[Element data from apps and pages]
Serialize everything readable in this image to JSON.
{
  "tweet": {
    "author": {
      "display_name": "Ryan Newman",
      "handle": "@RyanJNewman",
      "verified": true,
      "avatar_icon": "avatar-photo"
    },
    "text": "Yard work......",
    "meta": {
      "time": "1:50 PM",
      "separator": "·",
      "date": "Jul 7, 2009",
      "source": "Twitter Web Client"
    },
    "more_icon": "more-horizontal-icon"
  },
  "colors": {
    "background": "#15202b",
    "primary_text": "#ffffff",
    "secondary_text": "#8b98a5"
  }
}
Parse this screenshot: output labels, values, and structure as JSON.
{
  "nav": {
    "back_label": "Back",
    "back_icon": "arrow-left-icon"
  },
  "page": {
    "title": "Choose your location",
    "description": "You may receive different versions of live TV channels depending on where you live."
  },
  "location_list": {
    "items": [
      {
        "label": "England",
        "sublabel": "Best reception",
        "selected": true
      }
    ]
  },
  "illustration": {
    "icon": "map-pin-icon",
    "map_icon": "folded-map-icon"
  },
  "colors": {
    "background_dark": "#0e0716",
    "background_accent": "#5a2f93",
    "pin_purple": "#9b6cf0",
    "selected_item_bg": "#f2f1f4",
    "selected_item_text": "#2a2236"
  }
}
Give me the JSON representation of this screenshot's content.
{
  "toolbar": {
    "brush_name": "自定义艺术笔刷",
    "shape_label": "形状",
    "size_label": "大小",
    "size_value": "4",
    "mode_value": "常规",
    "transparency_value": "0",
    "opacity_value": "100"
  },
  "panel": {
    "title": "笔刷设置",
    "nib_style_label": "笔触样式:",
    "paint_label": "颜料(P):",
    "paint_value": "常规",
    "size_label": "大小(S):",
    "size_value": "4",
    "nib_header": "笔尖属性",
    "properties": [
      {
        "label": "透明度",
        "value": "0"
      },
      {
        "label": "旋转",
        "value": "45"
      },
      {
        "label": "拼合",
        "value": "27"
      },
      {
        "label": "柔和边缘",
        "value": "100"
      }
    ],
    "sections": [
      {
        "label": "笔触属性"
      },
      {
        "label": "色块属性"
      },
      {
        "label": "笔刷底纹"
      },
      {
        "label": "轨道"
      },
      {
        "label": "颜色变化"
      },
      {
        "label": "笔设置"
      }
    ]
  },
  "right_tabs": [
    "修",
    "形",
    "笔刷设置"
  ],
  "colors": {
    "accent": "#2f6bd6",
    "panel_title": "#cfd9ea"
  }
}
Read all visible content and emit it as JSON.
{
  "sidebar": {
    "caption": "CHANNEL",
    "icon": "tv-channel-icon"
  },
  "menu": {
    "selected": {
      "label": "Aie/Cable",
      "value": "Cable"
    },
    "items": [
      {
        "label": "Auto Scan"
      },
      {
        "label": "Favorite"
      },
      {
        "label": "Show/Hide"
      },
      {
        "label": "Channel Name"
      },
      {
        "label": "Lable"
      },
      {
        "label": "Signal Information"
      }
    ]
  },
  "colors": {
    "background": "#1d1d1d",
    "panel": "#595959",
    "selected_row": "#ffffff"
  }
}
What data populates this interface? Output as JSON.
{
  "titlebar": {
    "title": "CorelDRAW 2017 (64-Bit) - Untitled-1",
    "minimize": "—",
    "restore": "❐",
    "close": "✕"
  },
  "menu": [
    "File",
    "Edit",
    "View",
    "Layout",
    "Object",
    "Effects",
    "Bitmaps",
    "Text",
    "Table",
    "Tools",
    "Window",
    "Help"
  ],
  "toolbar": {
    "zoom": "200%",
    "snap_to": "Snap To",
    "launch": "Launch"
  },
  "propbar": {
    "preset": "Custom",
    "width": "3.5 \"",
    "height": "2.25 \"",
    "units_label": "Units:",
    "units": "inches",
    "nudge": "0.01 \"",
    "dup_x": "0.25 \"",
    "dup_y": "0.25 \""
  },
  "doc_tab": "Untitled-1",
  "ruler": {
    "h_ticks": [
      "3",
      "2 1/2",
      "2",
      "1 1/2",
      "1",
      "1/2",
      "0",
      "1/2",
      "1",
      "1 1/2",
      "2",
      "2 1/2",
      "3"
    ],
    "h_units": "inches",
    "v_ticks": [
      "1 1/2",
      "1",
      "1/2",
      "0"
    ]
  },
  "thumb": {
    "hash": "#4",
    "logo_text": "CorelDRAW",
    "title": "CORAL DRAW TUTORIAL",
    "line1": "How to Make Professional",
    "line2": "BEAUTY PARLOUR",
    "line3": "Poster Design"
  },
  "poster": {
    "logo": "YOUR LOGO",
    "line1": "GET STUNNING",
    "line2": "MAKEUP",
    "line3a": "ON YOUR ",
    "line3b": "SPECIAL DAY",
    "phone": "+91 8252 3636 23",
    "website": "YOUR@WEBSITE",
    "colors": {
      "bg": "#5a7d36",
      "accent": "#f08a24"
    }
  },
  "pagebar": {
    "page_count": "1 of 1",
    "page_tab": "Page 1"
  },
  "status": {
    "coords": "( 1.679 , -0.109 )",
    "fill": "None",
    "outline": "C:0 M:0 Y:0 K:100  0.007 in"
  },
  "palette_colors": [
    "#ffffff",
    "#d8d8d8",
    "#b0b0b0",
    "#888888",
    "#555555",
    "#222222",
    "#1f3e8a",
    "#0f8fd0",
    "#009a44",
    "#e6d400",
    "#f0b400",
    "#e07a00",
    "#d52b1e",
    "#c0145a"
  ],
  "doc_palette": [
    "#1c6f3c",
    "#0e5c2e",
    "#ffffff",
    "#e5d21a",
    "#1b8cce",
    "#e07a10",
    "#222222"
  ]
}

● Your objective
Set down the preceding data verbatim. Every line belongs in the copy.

● Written solution
Serialize everything readable in this image to JSON.
{
  "tweet": {
    "author": {
      "display_name": "Ryan Newman",
      "handle": "@RyanJNewman",
      "verified": true,
      "avatar_icon": "avatar-photo"
    },
    "text": "Yard work......",
    "meta": {
      "time": "1:50 PM",
      "separator": "·",
      "date": "Jul 7, 2009",
      "source": "Twitter Web Client"
    },
    "more_icon": "more-horizontal-icon"
  },
  "colors": {
    "background": "#15202b",
    "primary_text": "#ffffff",
    "secondary_text": "#8b98a5"
  }
}
Parse this screenshot: output labels, values, and structure as JSON.
{
  "nav": {
    "back_label": "Back",
    "back_icon": "arrow-left-icon"
  },
  "page": {
    "title": "Choose your location",
    "description": "You may receive different versions of live TV channels depending on where you live."
  },
  "location_list": {
    "items": [
      {
        "label": "England",
        "sublabel": "Best reception",
        "selected": true
      }
    ]
  },
  "illustration": {
    "icon": "map-pin-icon",
    "map_icon": "folded-map-icon"
  },
  "colors": {
    "background_dark": "#0e0716",
    "background_accent": "#5a2f93",
    "pin_purple": "#9b6cf0",
    "selected_item_bg": "#f2f1f4",
    "selected_item_text": "#2a2236"
  }
}
Give me the JSON representation of this screenshot's content.
{
  "toolbar": {
    "brush_name": "自定义艺术笔刷",
    "shape_label": "形状",
    "size_label": "大小",
    "size_value": "4",
    "mode_value": "常规",
    "transparency_value": "0",
    "opacity_value": "100"
  },
  "panel": {
    "title": "笔刷设置",
    "nib_style_label": "笔触样式:",
    "paint_label": "颜料(P):",
    "paint_value": "常规",
    "size_label": "大小(S):",
    "size_value": "4",
    "nib_header": "笔尖属性",
    "properties": [
      {
        "label": "透明度",
        "value": "0"
      },
      {
        "label": "旋转",
        "value": "45"
      },
      {
        "label": "拼合",
        "value": "27"
      },
      {
        "label": "柔和边缘",
        "value": "100"
      }
    ],
    "sections": [
      {
        "label": "笔触属性"
      },
      {
        "label": "色块属性"
      },
      {
        "label": "笔刷底纹"
      },
      {
        "label": "轨道"
      },
      {
        "label": "颜色变化"
      },
      {
        "label": "笔设置"
      }
    ]
  },
  "right_tabs": [
    "修",
    "形",
    "笔刷设置"
  ],
  "colors": {
    "accent": "#2f6bd6",
    "panel_title": "#cfd9ea"
  }
}
Read all visible content and emit it as JSON.
{
  "sidebar": {
    "caption": "CHANNEL",
    "icon": "tv-channel-icon"
  },
  "menu": {
    "selected": {
      "label": "Aie/Cable",
      "value": "Cable"
    },
    "items": [
      {
        "label": "Auto Scan"
      },
      {
        "label": "Favorite"
      },
      {
        "label": "Show/Hide"
      },
      {
        "label": "Channel Name"
      },
      {
        "label": "Lable"
      },
      {
        "label": "Signal Information"
      }
    ]
  },
  "colors": {
    "background": "#1d1d1d",
    "panel": "#595959",
    "selected_row": "#ffffff"
  }
}
What data populates this interface? Output as JSON.
{
  "titlebar": {
    "title": "CorelDRAW 2017 (64-Bit) - Untitled-1",
    "minimize": "—",
    "restore": "❐",
    "close": "✕"
  },
  "menu": [
    "File",
    "Edit",
    "View",
    "Layout",
    "Object",
    "Effects",
    "Bitmaps",
    "Text",
    "Table",
    "Tools",
    "Window",
    "Help"
  ],
  "toolbar": {
    "zoom": "200%",
    "snap_to": "Snap To",
    "launch": "Launch"
  },
  "propbar": {
    "preset": "Custom",
    "width": "3.5 \"",
    "height": "2.25 \"",
    "units_label": "Units:",
    "units": "inches",
    "nudge": "0.01 \"",
    "dup_x": "0.25 \"",
    "dup_y": "0.25 \""
  },
  "doc_tab": "Untitled-1",
  "ruler": {
    "h_ticks": [
      "3",
      "2 1/2",
      "2",
      "1 1/2",
      "1",
      "1/2",
      "0",
      "1/2",
      "1",
      "1 1/2",
      "2",
      "2 1/2",
      "3"
    ],
    "h_units": "inches",
    "v_ticks": [
      "1 1/2",
      "1",
      "1/2",
      "0"
    ]
  },
  "thumb": {
    "hash": "#4",
    "logo_text": "CorelDRAW",
    "title": "CORAL DRAW TUTORIAL",
    "line1": "How to Make Professional",
    "line2": "BEAUTY PARLOUR",
    "line3": "Poster Design"
  },
  "poster": {
    "logo": "YOUR LOGO",
    "line1": "GET STUNNING",
    "line2": "MAKEUP",
    "line3a": "ON YOUR ",
    "line3b": "SPECIAL DAY",
    "phone": "+91 8252 3636 23",
    "website": "YOUR@WEBSITE",
    "colors": {
      "bg": "#5a7d36",
      "accent": "#f08a24"
    }
  },
  "pagebar": {
    "page_count": "1 of 1",
    "page_tab": "Page 1"
  },
  "status": {
    "coords": "( 1.679 , -0.109 )",
    "fill": "None",
    "outline": "C:0 M:0 Y:0 K:100  0.007 in"
  },
  "palette_colors": [
    "#ffffff",
    "#d8d8d8",
    "#b0b0b0",
    "#888888",
    "#555555",
    "#222222",
    "#1f3e8a",
    "#0f8fd0",
    "#009a44",
    "#e6d400",
    "#f0b400",
    "#e07a00",
    "#d52b1e",
    "#c0145a"
  ],
  "doc_palette": [
    "#1c6f3c",
    "#0e5c2e",
    "#ffffff",
    "#e5d21a",
    "#1b8cce",
    "#e07a10",
    "#222222"
  ]
}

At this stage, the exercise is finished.